Warrior Country sets up suicide hotline
DIAL 010-3762-0457. That's the newly established Suicide Prevention Hotline, set up for Warrior Country by the U.S. Army Garrison Red Cloud and Area I. It's for anyone " active-duty, civilian, family members " considering suicide or trying to help someone who may be suicidal.

By Franklin Fisher
franklin.s.fisher2.civ@mail.mil

CAMP RED CLOUD, South Korea -- A new 24-hour suicide prevention hotline has been established by U.S. Army Garrison Red Cloud and Area I for anyone in Warrior Country considering suicide or trying to help someone who may be suicidal.

The Hotline number is: 010-3762-0457.

USAG Red Cloud and Area I took the step last week to ensure that members of the community can contact a suicide prevention counselor within Warrior Country, seven days a week, day or night.

The new hotline comes as the garrison plays its part in observing Suicide Prevention Month, an Army-wide effort to help curb suicides within the Army family.

The total number of Army suicides in 2012 had risen to 233 as of Sept. 24, an increase of 11 deaths from where the total had stood 12 days earlier, Sept. 13, according to Army records.

"Establishing this new 24-hour Area I suicide prevention hotline number is one of the most important things we can do for the Army family here in Warrior Country," said Col. John M. Scott, commander, USAG Red Cloud and Area I.

"It gives our Soldiers, civilians and family members a fast, one-stop way of getting immediate help from a trained counselor, any time of day or night," he said. "And this help is for anyone who needs it -- a person considering suicide or trying to help someone they think may be considering suicide.

"This is Suicide Prevention Month," Scott noted, "and therefore an especially good time for me to remind all members of the Warrior Country family that each person has a role to play in caring for other members of our community.

"Each of us can do that by something as simple as a smile or a friendly greeting, and by taking a caring, watchful attitude toward those we work and live with," Scott said. "If someone seems down, or troubled, take time to care."

As part of its suicide prevention efforts, Warrior Country this month has held a variety of suicide prevention activities that have included briefings and video presentations on how to spot signs someone may be suicidal, and what to do to help them.

Officials also distributed what's known as the "ACE Card." ACE stands for "Ask-Care-Escort."

The card lists three steps that can be taken with someone who is or may be suicidal: directly ask him whether he's considering suicide; listen closely and give him a chance to talk about what's troubling him; don't leave him alone but instead take him to a health facility, chaplain, to his unit leadership or some other place where trained professionals can take it from there.

Suicide prevention help is also available online.

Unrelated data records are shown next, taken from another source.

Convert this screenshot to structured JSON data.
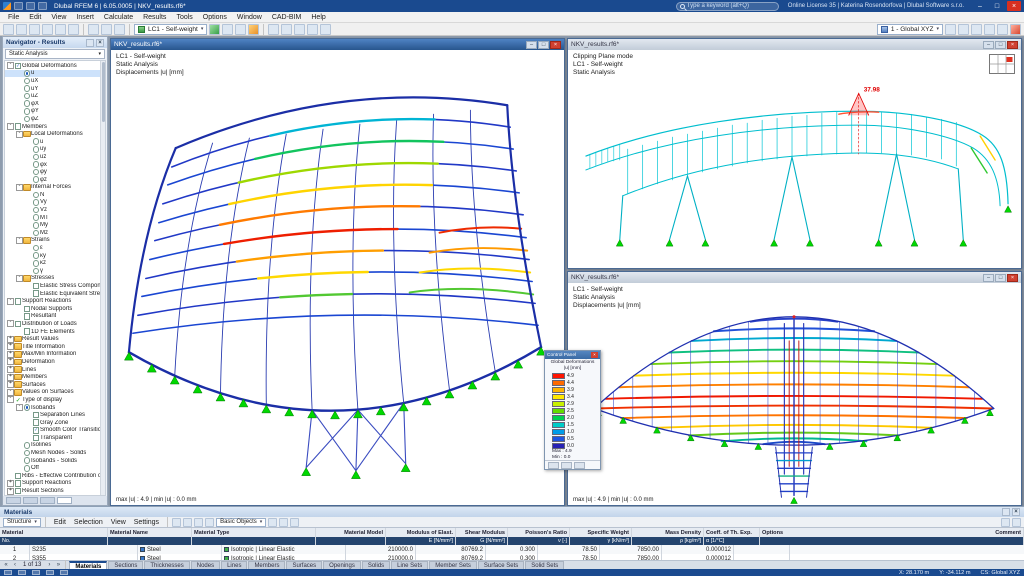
{
  "colors": {
    "titlebar": "#1a4a8f",
    "accent": "#2a6cd4",
    "support_green": "#00d800",
    "annotation_red": "#e00000"
  },
  "icons": {
    "minimize": "–",
    "maximize": "□",
    "close": "×",
    "dropdown": "▾",
    "first": "«",
    "prev": "‹",
    "next": "›",
    "last": "»"
  },
  "titlebar": {
    "app_title": "Dlubal RFEM 6 | 6.05.0005 | NKV_results.rf6*",
    "search_placeholder": "Type a keyword (alt+Q)",
    "license": "Online License 35 | Katerina Rosendorfova | Dlubal Software s.r.o."
  },
  "menubar": {
    "items": [
      "File",
      "Edit",
      "View",
      "Insert",
      "Calculate",
      "Results",
      "Tools",
      "Options",
      "Window",
      "CAD-BIM",
      "Help"
    ]
  },
  "toolbar": {
    "load_case": "LC1 - Self-weight",
    "view": "1 - Global XYZ"
  },
  "navigator": {
    "title": "Navigator - Results",
    "analysis": "Static Analysis",
    "items": [
      {
        "level": 0,
        "ctl": "cb1",
        "exp": "-",
        "label": "Global Deformations"
      },
      {
        "level": 1,
        "ctl": "ron",
        "state": "sel",
        "label": "u"
      },
      {
        "level": 1,
        "ctl": "roff",
        "label": "uX"
      },
      {
        "level": 1,
        "ctl": "roff",
        "label": "uY"
      },
      {
        "level": 1,
        "ctl": "roff",
        "label": "uZ"
      },
      {
        "level": 1,
        "ctl": "roff",
        "label": "φX"
      },
      {
        "level": 1,
        "ctl": "roff",
        "label": "φY"
      },
      {
        "level": 1,
        "ctl": "roff",
        "label": "φZ"
      },
      {
        "level": 0,
        "ctl": "cb0",
        "exp": "-",
        "label": "Members"
      },
      {
        "level": 1,
        "ctl": "fold",
        "exp": "-",
        "label": "Local Deformations"
      },
      {
        "level": 2,
        "ctl": "roff",
        "label": "u"
      },
      {
        "level": 2,
        "ctl": "roff",
        "label": "uy"
      },
      {
        "level": 2,
        "ctl": "roff",
        "label": "uz"
      },
      {
        "level": 2,
        "ctl": "roff",
        "label": "φx"
      },
      {
        "level": 2,
        "ctl": "roff",
        "label": "φy"
      },
      {
        "level": 2,
        "ctl": "roff",
        "label": "φz"
      },
      {
        "level": 1,
        "ctl": "fold",
        "exp": "-",
        "label": "Internal Forces"
      },
      {
        "level": 2,
        "ctl": "roff",
        "label": "N"
      },
      {
        "level": 2,
        "ctl": "roff",
        "label": "Vy"
      },
      {
        "level": 2,
        "ctl": "roff",
        "label": "Vz"
      },
      {
        "level": 2,
        "ctl": "roff",
        "label": "MT"
      },
      {
        "level": 2,
        "ctl": "roff",
        "label": "My"
      },
      {
        "level": 2,
        "ctl": "roff",
        "label": "Mz"
      },
      {
        "level": 1,
        "ctl": "fold",
        "exp": "-",
        "label": "Strains"
      },
      {
        "level": 2,
        "ctl": "roff",
        "label": "ε"
      },
      {
        "level": 2,
        "ctl": "roff",
        "label": "κy"
      },
      {
        "level": 2,
        "ctl": "roff",
        "label": "κz"
      },
      {
        "level": 2,
        "ctl": "roff",
        "label": "γ"
      },
      {
        "level": 1,
        "ctl": "fold",
        "exp": "-",
        "label": "Stresses"
      },
      {
        "level": 2,
        "ctl": "cb0",
        "label": "Elastic Stress Components"
      },
      {
        "level": 2,
        "ctl": "cb0",
        "label": "Elastic Equivalent Stress"
      },
      {
        "level": 0,
        "ctl": "cb0",
        "exp": "-",
        "label": "Support Reactions"
      },
      {
        "level": 1,
        "ctl": "cb0",
        "label": "Nodal Supports"
      },
      {
        "level": 1,
        "ctl": "cb0",
        "label": "Resultant"
      },
      {
        "level": 0,
        "ctl": "cb0",
        "exp": "-",
        "label": "Distribution of Loads"
      },
      {
        "level": 1,
        "ctl": "cb0",
        "label": "1D FE Elements"
      },
      {
        "level": 0,
        "ctl": "fold",
        "exp": "+",
        "label": "Result Values"
      },
      {
        "level": 0,
        "ctl": "fold",
        "exp": "+",
        "label": "Title Information"
      },
      {
        "level": 0,
        "ctl": "fold",
        "exp": "+",
        "label": "Max/Min Information"
      },
      {
        "level": 0,
        "ctl": "fold",
        "exp": "+",
        "label": "Deformation"
      },
      {
        "level": 0,
        "ctl": "fold",
        "exp": "+",
        "label": "Lines"
      },
      {
        "level": 0,
        "ctl": "fold",
        "exp": "+",
        "label": "Members"
      },
      {
        "level": 0,
        "ctl": "fold",
        "exp": "+",
        "label": "Surfaces"
      },
      {
        "level": 0,
        "ctl": "fold",
        "exp": "-",
        "label": "Values on Surfaces"
      },
      {
        "level": 0,
        "ctl": "chk",
        "exp": "-",
        "label": "Type of display"
      },
      {
        "level": 1,
        "ctl": "ron",
        "exp": "-",
        "label": "Isobands"
      },
      {
        "level": 2,
        "ctl": "cb0",
        "label": "Separation Lines"
      },
      {
        "level": 2,
        "ctl": "cb0",
        "label": "Gray Zone"
      },
      {
        "level": 2,
        "ctl": "cb1",
        "label": "Smooth Color Transition"
      },
      {
        "level": 2,
        "ctl": "cb0",
        "label": "Transparent"
      },
      {
        "level": 1,
        "ctl": "roff",
        "label": "Isolines"
      },
      {
        "level": 1,
        "ctl": "roff",
        "label": "Mesh Nodes - Solids"
      },
      {
        "level": 1,
        "ctl": "roff",
        "label": "Isobands - Solids"
      },
      {
        "level": 1,
        "ctl": "roff",
        "label": "Off"
      },
      {
        "level": 0,
        "ctl": "cb0",
        "label": "Ribs - Effective Contribution on Surf..."
      },
      {
        "level": 0,
        "ctl": "cb0",
        "exp": "+",
        "label": "Support Reactions"
      },
      {
        "level": 0,
        "ctl": "cb0",
        "exp": "+",
        "label": "Result Sections"
      }
    ]
  },
  "windows": {
    "main": {
      "title": "NKV_results.rf6*",
      "info1": "LC1 - Self-weight",
      "info2": "Static Analysis",
      "info3": "Displacements |u| [mm]",
      "status": "max |u| : 4.9 | min |u| : 0.0 mm"
    },
    "top_right": {
      "title": "NKV_results.rf6*",
      "info1": "Clipping Plane mode",
      "info2": "LC1 - Self-weight",
      "info3": "Static Analysis",
      "annotation": "37.98"
    },
    "bottom_right": {
      "title": "NKV_results.rf6*",
      "info1": "LC1 - Self-weight",
      "info2": "Static Analysis",
      "info3": "Displacements |u| [mm]",
      "status": "max |u| : 4.9 | min |u| : 0.0 mm"
    }
  },
  "legend": {
    "window_title": "Control Panel",
    "head1": "Global Deformations",
    "head2": "|u| [mm]",
    "entries": [
      {
        "color": "#ff1400",
        "value": "4.9"
      },
      {
        "color": "#ff6a00",
        "value": "4.4"
      },
      {
        "color": "#ffb400",
        "value": "3.9"
      },
      {
        "color": "#ffe800",
        "value": "3.4"
      },
      {
        "color": "#c8f000",
        "value": "2.9"
      },
      {
        "color": "#64dc00",
        "value": "2.5"
      },
      {
        "color": "#00d050",
        "value": "2.0"
      },
      {
        "color": "#00ccc8",
        "value": "1.5"
      },
      {
        "color": "#009ce8",
        "value": "1.0"
      },
      {
        "color": "#2054e0",
        "value": "0.5"
      },
      {
        "color": "#2822b4",
        "value": "0.0"
      }
    ],
    "max_label": "Max : 4.9",
    "min_label": "Min : 0.0"
  },
  "materials": {
    "panel_title": "Materials",
    "menu_items": [
      "Edit",
      "Selection",
      "View",
      "Settings"
    ],
    "scope": "Structure",
    "filter": "Basic Objects",
    "columns": [
      {
        "label": "Material",
        "unit": "No."
      },
      {
        "label": "Material Name",
        "unit": ""
      },
      {
        "label": "Material Type",
        "unit": ""
      },
      {
        "label": "Material Model",
        "unit": ""
      },
      {
        "label": "Modulus of Elast.",
        "unit": "E [N/mm²]"
      },
      {
        "label": "Shear Modulus",
        "unit": "G [N/mm²]"
      },
      {
        "label": "Poisson's Ratio",
        "unit": "ν [-]"
      },
      {
        "label": "Specific Weight",
        "unit": "γ [kN/m³]"
      },
      {
        "label": "Mass Density",
        "unit": "ρ [kg/m³]"
      },
      {
        "label": "Coeff. of Th. Exp.",
        "unit": "α [1/°C]"
      },
      {
        "label": "Options",
        "unit": ""
      },
      {
        "label": "Comment",
        "unit": ""
      }
    ],
    "rows": [
      {
        "no": "1",
        "name": "S235",
        "type": "Steel",
        "model": "Isotropic | Linear Elastic",
        "e": "210000.0",
        "g": "80769.2",
        "nu": "0.300",
        "gamma": "78.50",
        "rho": "7850.00",
        "alpha": "0.000012",
        "options": "",
        "comment": ""
      },
      {
        "no": "2",
        "name": "S355",
        "type": "Steel",
        "model": "Isotropic | Linear Elastic",
        "e": "210000.0",
        "g": "80769.2",
        "nu": "0.300",
        "gamma": "78.50",
        "rho": "7850.00",
        "alpha": "0.000012",
        "options": "",
        "comment": ""
      }
    ],
    "pager": "1 of 13",
    "tabs": [
      {
        "label": "Materials",
        "state": "active"
      },
      {
        "label": "Sections"
      },
      {
        "label": "Thicknesses"
      },
      {
        "label": "Nodes"
      },
      {
        "label": "Lines"
      },
      {
        "label": "Members"
      },
      {
        "label": "Surfaces"
      },
      {
        "label": "Openings"
      },
      {
        "label": "Solids"
      },
      {
        "label": "Line Sets"
      },
      {
        "label": "Member Sets"
      },
      {
        "label": "Surface Sets"
      },
      {
        "label": "Solid Sets"
      }
    ]
  },
  "statusbar": {
    "x": "X: 28.170 m",
    "y": "Y: -34.112 m",
    "cs": "CS: Global XYZ"
  }
}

An official Army website, www.preventsuicide.army.mil, contains information, videos, contact numbers and links to other websites, all for the purpose of helping curb suicide.

The confidential Military Crisis Line allows Soldiers who are active-duty, Guard or Reserve, and their families, to phone for confidential help. The Military Crisis Line is 1-800-273-8255, then press 1.

For confidential online chat, visit http://www.veteranscrisisline.net/ActiveDuty.aspx and select the red confidential chat tab at the top of the page.

The new Hotline number will also be displayed prominently on TV screens in a suicide prevention public service announcement Scott has recorded for broadcast by AFN Casey. The spot will air recurringly over a period of several months.

Page last updated Fri September 28th, 2012 at 00:00